The Defense Department officially launched its zero trust strategy and road map Tuesday, part of a larger strategy to overhaul the way federal agencies combat sophisticated threat actors, including those from criminal organizations and rogue nation states.
The DOD will move away from a perimeter-based approach for IT systems defense to a system that essentially assumes the risk of breach during regular interactions and will act accordingly. The plan calls for the Pentagon's full implementation of the strategy and road map by fiscal 2027.
“With zero trust we are assuming that a network is already compromised,” Randy Resnick, director of the zero trust portfolio management office at the Defense Department, said Tuesday during a conference call with reporters. “And through recurring user authentication and authentic authorization, we will thwart and frustrate an adversary from moving through a network and also quickly identify them and mitigate damage and the vulnerability they may have exploited.”
Zero trust is an environment where a network is secured in a way that any person or device that interacts with those systems are considered a potential threat. They must be properly authenticated and allowed access to the information they need.
Resnick compared the situation to home security, where traditionally a homeowner places locks on all the doors and windows and only those with keys can get in. In a zero trust environment, any items of value inside the home are identified and guards and locks secure each one of those items too.

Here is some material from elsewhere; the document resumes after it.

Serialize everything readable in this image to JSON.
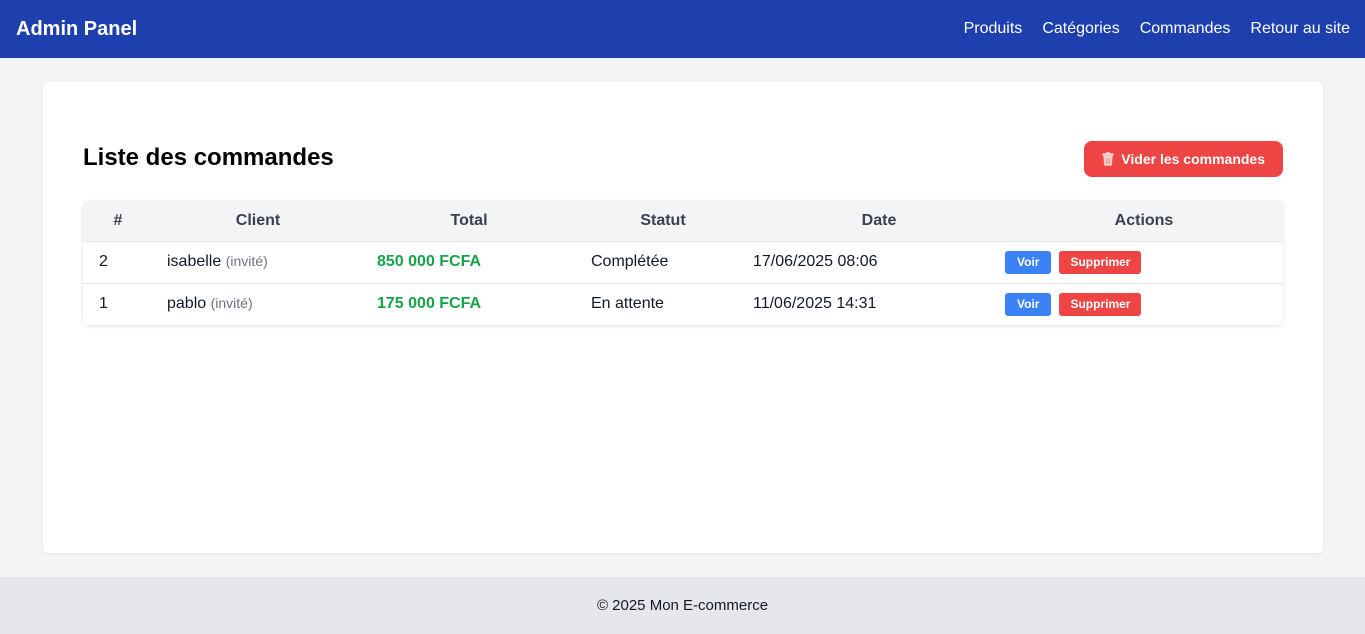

Under the strategy, the Pentagon plans to limit the ability of threat actors to gain access and evade detection inside the agency’s systems, with a particular emphasis on denying the ability to move laterally within systems.
Officials are also focused on preventing identify theft and will enforce multifactor authentication.
DOD and the defense industrial base has been the target of more than 12,000 cyberattacks since 2015, a report by the Government Accountability Office released earlier this month showed.
Microsoft, in a blog post released Tuesday, praised the DOD announcement on zero trust, noting the challenge of collaborating on zero trust amid the difficulties of comparing implementations across various organizations and technology stacks.
“However the level of detail found in the DoD’s strategy provides a vendor-agnostic, common lens to evaluate the maturity of a variety of existing and planned implementations that were derived from the DoD’s unique insights on cybersecurity,” Steve Faehl, federal security CTO at Microsoft, said in the blog post.
Microsoft has a vested interest in the Pentagon's technology stack. The agency is scheduled to award its $9 billion cloud contract, the Joint Warfighting Cloud Capability in December, according to a DOD spokesperson. JWCC is the multicloud successor to the scuttled $10 billion Joint Enterprise Defense Infrastructure contract that was originally awarded to Microsoft.
Microsoft has been working with the U.S. Navy on a program called Flank Speed, a 2021 transition where hundreds of thousands of personnel were transitioned over to a single Microsoft Office 365 environment.
Kevin Orr, president of RSA Federal, called the zero trust rollout a promising step forward that will help the Pentagon combat threats within their environment as well as those potentially introduced by third-party suppliers.
“It is especially promising to see the goals of this strategy take into account cultural adoption, addressing new and legacy systems, organizational processes and advanced technology adoption,” Orr said via email. “This philosophy takes into account a comprehensive cybersecurity ecosystem and also raises the bar for any organization working with the DOD to shore up their cybersecurity defenses.”